Tagged With stars
It doesn't take much to amp up a room's ambiance — at least not when you have the power of the cosmos at your disposal. Small but mighty, this Star Projector can bring the brilliance of a thousand stars straight to your living space (and it's on sale, too).
When it comes to cool space pictures, supernovae get all the credit. After all, who doesn't love a good star death? But new images from the Atacama Large Millimetre/submillimeter Array (ALMA) in Chile reveal a stunning star birth that gives those supernova snaps a run for their money. It looks just like a firework, and now I have that godforsaken song stuck in my head, because the internet has rotted my brain.
The marital feuds of strangers have long intrigued our degenerate species. It's a timeless topic that keeps several magazines afloat, even if literally none of the details are true. But what most don't know is that celebrities (and commoners) aren't the only ones who get divorced — sometimes, actual stars do, too.

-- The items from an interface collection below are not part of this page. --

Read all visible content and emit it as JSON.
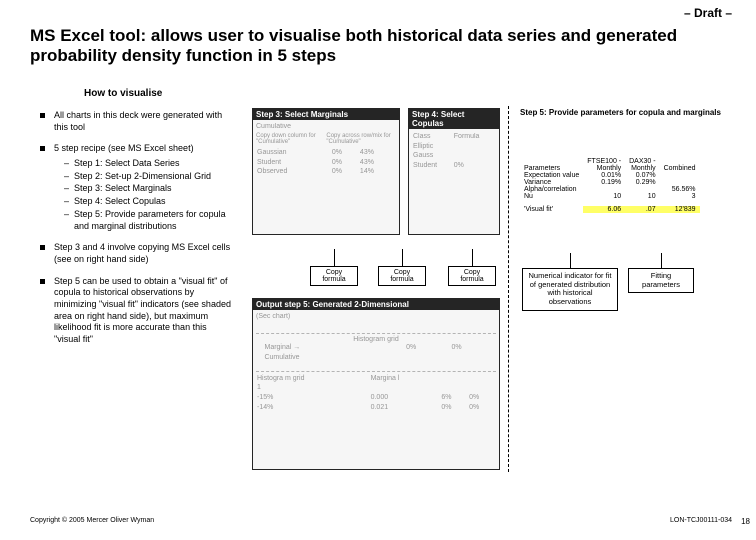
{
  "draft_label": "– Draft –",
  "title": "MS Excel tool: allows user to visualise both historical data series and generated probability density function in 5 steps",
  "subheading": "How to visualise",
  "bullets": {
    "b1": "All charts in this deck were generated with this tool",
    "b2": "5 step recipe (see MS Excel sheet)",
    "b2s": {
      "s1": "Step 1: Select Data Series",
      "s2": "Step 2: Set-up 2-Dimensional Grid",
      "s3": "Step 3: Select Marginals",
      "s4": "Step 4: Select Copulas",
      "s5": "Step 5: Provide parameters for copula and marginal distributions"
    },
    "b3": "Step 3 and 4 involve copying MS Excel cells (see on right hand side)",
    "b4": "Step 5 can be used to obtain a \"visual fit\" of copula to historical observations by minimizing \"visual fit\" indicators (see shaded area on right hand side), but maximum likelihood fit is more accurate than this \"visual fit\""
  },
  "panes": {
    "p3": {
      "header": "Step 3: Select Marginals",
      "hint1": "Copy down column for \"Cumulative\"",
      "hint2": "Copy across row/mix for \"Cumulative\"",
      "col_cum": "Cumulative",
      "r1": "Gaussian",
      "v1a": "0%",
      "v1b": "43%",
      "r2": "Student",
      "v2a": "0%",
      "v2b": "43%",
      "r3": "Observed",
      "v3a": "0%",
      "v3b": "14%"
    },
    "p4": {
      "header": "Step 4: Select Copulas",
      "col_class": "Class",
      "col_formula": "Formula",
      "r1": "Elliptic",
      "r2": "Gauss",
      "r3": "Student",
      "v3": "0%"
    },
    "p5": {
      "header": "Output step 5: Generated 2-Dimensional",
      "sec": "(Sec chart)",
      "hg": "Histogram grid",
      "marg": "Marginal →",
      "cum": "Cumulative",
      "hg_row": "Histogra m grid",
      "mg_row": "Margina l",
      "r1a": "1",
      "r1b": "0%",
      "r1c": "0%",
      "r2a": "-15%",
      "r2b": "0.000",
      "r2c": "6%",
      "r2d": "0%",
      "r3a": "-14%",
      "r3b": "0.021",
      "r3c": "0%",
      "r3d": "0%"
    }
  },
  "copy_label": "Copy formula",
  "right": {
    "title": "Step 5: Provide parameters for copula and marginals",
    "headers": {
      "param": "Parameters",
      "c1a": "FTSE100 -",
      "c1b": "Monthly",
      "c2a": "DAX30 -",
      "c2b": "Monthly",
      "c3": "Combined"
    },
    "rows": {
      "r1": "Expectation value",
      "r1v1": "0.01%",
      "r1v2": "0.07%",
      "r2": "Variance",
      "r2v1": "0.19%",
      "r2v2": "0.29%",
      "r3": "Alpha/correlation",
      "r3v3": "56.56%",
      "r4": "Nu",
      "r4v1": "10",
      "r4v2": "10",
      "r4v3": "3",
      "r5": "'Visual fit'",
      "r5v1": "6.06",
      "r5v2": ".07",
      "r5v3": "12'839"
    }
  },
  "callouts": {
    "num": "Numerical indicator for fit of generated distribution with historical observations",
    "fit": "Fitting parameters"
  },
  "footer": {
    "left": "Copyright © 2005 Mercer Oliver Wyman",
    "right": "LON-TCJ00111-034",
    "page": "18"
  }
}
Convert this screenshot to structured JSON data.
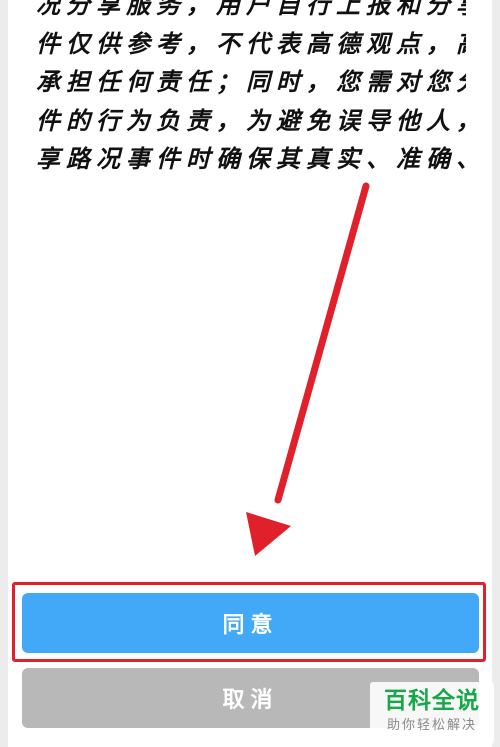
{
  "notice": {
    "lines": [
      "况分享服务，用户自行上报和分享的路况事",
      "件仅供参考，不代表高德观点，高德对此不",
      "承担任何责任；同时，您需对您分享路况事",
      "件的行为负责，为避免误导他人，请您在分",
      "享路况事件时确保其真实、准确、及时。"
    ]
  },
  "buttons": {
    "agree_label": "同意",
    "cancel_label": "取消"
  },
  "annotation": {
    "arrow_color": "#e0202a",
    "highlight_color": "#e0202a"
  },
  "watermark": {
    "title": "百科全说",
    "subtitle": "助你轻松解决"
  },
  "colors": {
    "agree_button": "#41a9f7",
    "cancel_button": "#b8b8b8",
    "watermark_title": "#18a84a"
  }
}
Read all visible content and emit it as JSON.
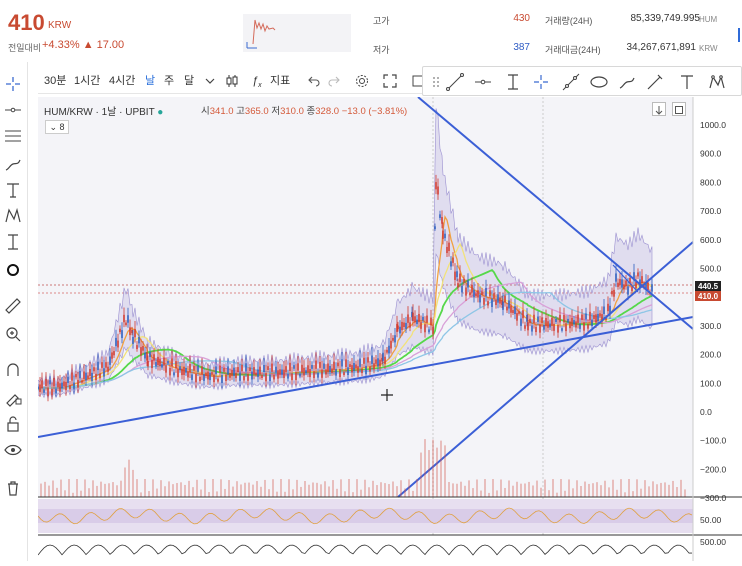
{
  "header": {
    "price": "410",
    "currency": "KRW",
    "change_label": "전일대비",
    "change_pct": "+4.33%",
    "change_abs": "▲ 17.00",
    "high_label": "고가",
    "high_value": "430",
    "low_label": "저가",
    "low_value": "387",
    "vol_label": "거래량(24H)",
    "vol_value": "85,339,749.995",
    "vol_unit": "HUM",
    "amt_label": "거래대금(24H)",
    "amt_value": "34,267,671,891",
    "amt_unit": "KRW"
  },
  "toolbar": {
    "interval_30m": "30분",
    "interval_1h": "1시간",
    "interval_4h": "4시간",
    "interval_day": "날",
    "interval_week": "주",
    "interval_month": "달",
    "indicators_label": "지표",
    "indicators_icon": "fx-icon"
  },
  "chart": {
    "symbol_line": "HUM/KRW · 1날 · UPBIT",
    "ohlc": {
      "o_label": "시",
      "o": "341.0",
      "h_label": "고",
      "h": "365.0",
      "l_label": "저",
      "l": "310.0",
      "c_label": "종",
      "c": "328.0",
      "chg": "−13.0 (−3.81%)"
    },
    "indicator_count": "8",
    "y_axis_ticks": [
      "1000.0",
      "900.0",
      "800.0",
      "700.0",
      "600.0",
      "500.0",
      "400.0",
      "300.0",
      "200.0",
      "100.0",
      "0.0",
      "−100.0",
      "−200.0",
      "−300.0"
    ],
    "last_price_tag": "410.0",
    "crosshair_price_tag": "440.5",
    "rsi_tick": "50.00",
    "bottom_tick": "500.00",
    "colors": {
      "candle_up": "#d23b2f",
      "candle_down": "#2d5fbf",
      "bollinger": "#9a8fd0",
      "trendline": "#3b5fd6",
      "ma_orange": "#f0a040",
      "ma_yellow": "#f2e27a",
      "ma_green": "#56d84a",
      "ma_pink": "#d9a0d8",
      "ma_lightblue": "#8ec6e6",
      "accent": "#c84a31"
    }
  }
}
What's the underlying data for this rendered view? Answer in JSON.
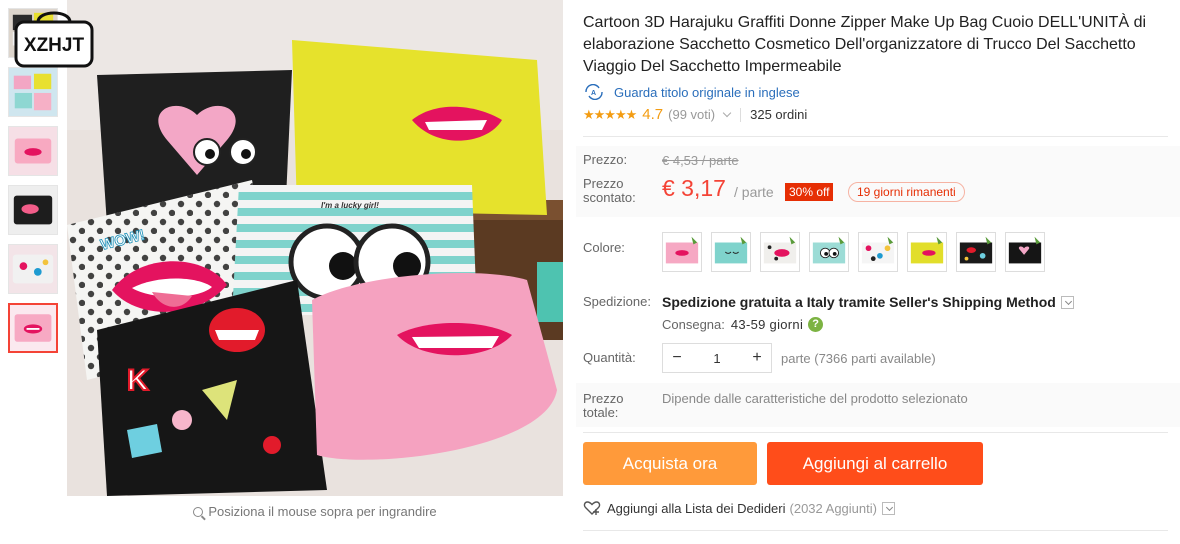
{
  "brand": {
    "logo_text": "XZHJT"
  },
  "gallery": {
    "thumbnails": [
      {
        "name": "thumb-1"
      },
      {
        "name": "thumb-2"
      },
      {
        "name": "thumb-3"
      },
      {
        "name": "thumb-4"
      },
      {
        "name": "thumb-5"
      },
      {
        "name": "thumb-6"
      }
    ],
    "zoom_hint": "Posiziona il mouse sopra per ingrandire",
    "image_texts": {
      "wow": "WOW!",
      "lucky": "I'm a lucky girl!"
    }
  },
  "product": {
    "title": "Cartoon 3D Harajuku Graffiti Donne Zipper Make Up Bag Cuoio DELL'UNITÀ di elaborazione Sacchetto Cosmetico Dell'organizzatore di Trucco Del Sacchetto Viaggio Del Sacchetto Impermeabile",
    "original_title_link": "Guarda titolo originale in inglese",
    "stars": "★★★★★",
    "rating": "4.7",
    "votes": "(99 voti)",
    "orders": "325 ordini"
  },
  "price": {
    "price_label": "Prezzo:",
    "old_price": "€ 4,53 / parte",
    "discount_label_1": "Prezzo",
    "discount_label_2": "scontato:",
    "new_price": "€ 3,17",
    "per_part": "/ parte",
    "discount_badge": "30% off",
    "days_left": "19 giorni rimanenti"
  },
  "color": {
    "label": "Colore:",
    "swatches": [
      "swatch-1",
      "swatch-2",
      "swatch-3",
      "swatch-4",
      "swatch-5",
      "swatch-6",
      "swatch-7",
      "swatch-8"
    ]
  },
  "shipping": {
    "label": "Spedizione:",
    "method": "Spedizione gratuita a Italy tramite Seller's Shipping Method",
    "delivery_label": "Consegna:",
    "delivery_days": "43-59 giorni",
    "help": "?"
  },
  "quantity": {
    "label": "Quantità:",
    "minus": "−",
    "value": "1",
    "plus": "+",
    "available": "parte (7366 parti available)"
  },
  "total": {
    "label_1": "Prezzo",
    "label_2": "totale:",
    "value": "Dipende dalle caratteristiche del prodotto selezionato"
  },
  "actions": {
    "buy_now": "Acquista ora",
    "add_to_cart": "Aggiungi al carrello",
    "wishlist": "Aggiungi alla Lista dei Dedideri",
    "wishlist_count": "(2032 Aggiunti)"
  },
  "colors": {
    "accent_red": "#f44336",
    "buy_orange": "#ff9a3a",
    "cart_orange": "#ff4d1a",
    "link_blue": "#2a6ebb",
    "star": "#f39c12"
  }
}
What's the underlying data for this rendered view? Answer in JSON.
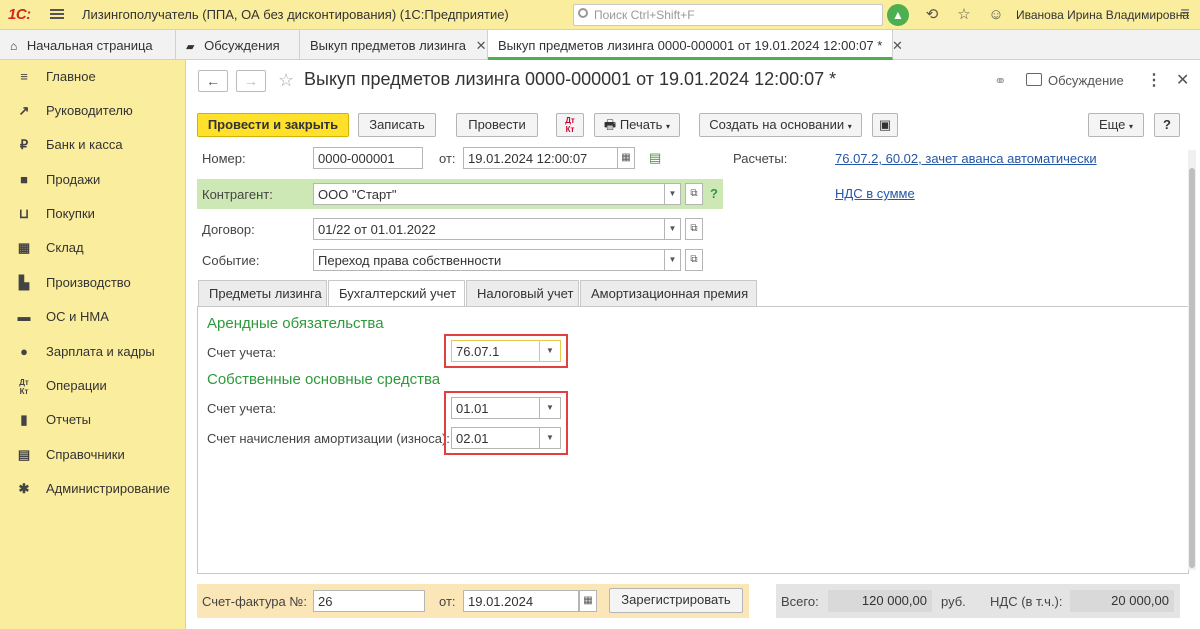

Don't get me wrong, black holes are cool, but they're also giant voids of terror: These gravitational abysses have been known to snack on stars in occurrences called Tidal Disruption Events (TDEs). It's always the same horror story — an unsuspecting star wanders too close to a black hole, only to get ripped apart by the black hole's gravity. Isn't space pleasant?
Calling all space cadets: Today, a group of researchers led by the Carnegie Institute of Science released an impressive database containing 61,000 so-called Doppler velocity measurements of 1600 nearby stars. The team is graciously inviting you to use their data to find the next exoplanet. Go forth and become drunk with power.
Perishing alone in space — in a gaseous cloud of stench — ranks pretty highly on the list of Terrible Ways to Die. Sadly, that was the fate of one unfortunate star trapped in the Calabash Nebula, nicknamed the "Rotten Egg Nebula" due to its high sulphur content. If you've ever smelled sulphur — or dog farts — you already understand the name.
A long time ago in two galaxies far, far away, there was quite the kerfuffle. New research suggests that about 200 million years ago, the Large Magellanic Cloud, a satellite galaxy of the Milky Way located 160,000 lightyears from Earth, got into an intergalactic altercation with its younger sibling, the Small Magellanic Cloud. But the best part is what came after.
A new paper from Columbia University suggests that Tabby's star — the celestial object voted most likely to host an alien megastructure — is acting weirdly because it recently annihilated an entire planet, and the shattered remains of that planet are now producing strange flickering effects. It's probably the best theory we've heard so far.
It's not often that a new body appears in the night sky — aside from meteors and the occasionally comet, things tend to look pretty much the same. Now, astronomers predict that a pair of stars so close they're basically touching will collide and create a so-called red nova, resulting in a bright explosion visible to the naked eye.
Those long exposure photos of the night sky that capture details of our galaxy invisible to the naked eye come at a cost. The longer a camera's sensor is active, the warmer it gets, adding unwanted electronic noise to an image. You can go shoot in the freezing temperatures of the arctic to solve the problem, or grab this custom sensor-cooled Nikon D5500.
Some may call it excessive, unreasonable, exhibitionist. What kind of masochist wants to stare at a billion pinpricks of light all at once, anyway? Why, the scientifically inclined one, of course. The astronomer who's hellbent on picking apart the universe and reducing your life to a clump of dust needs absurdly detailed star charts in order to do so.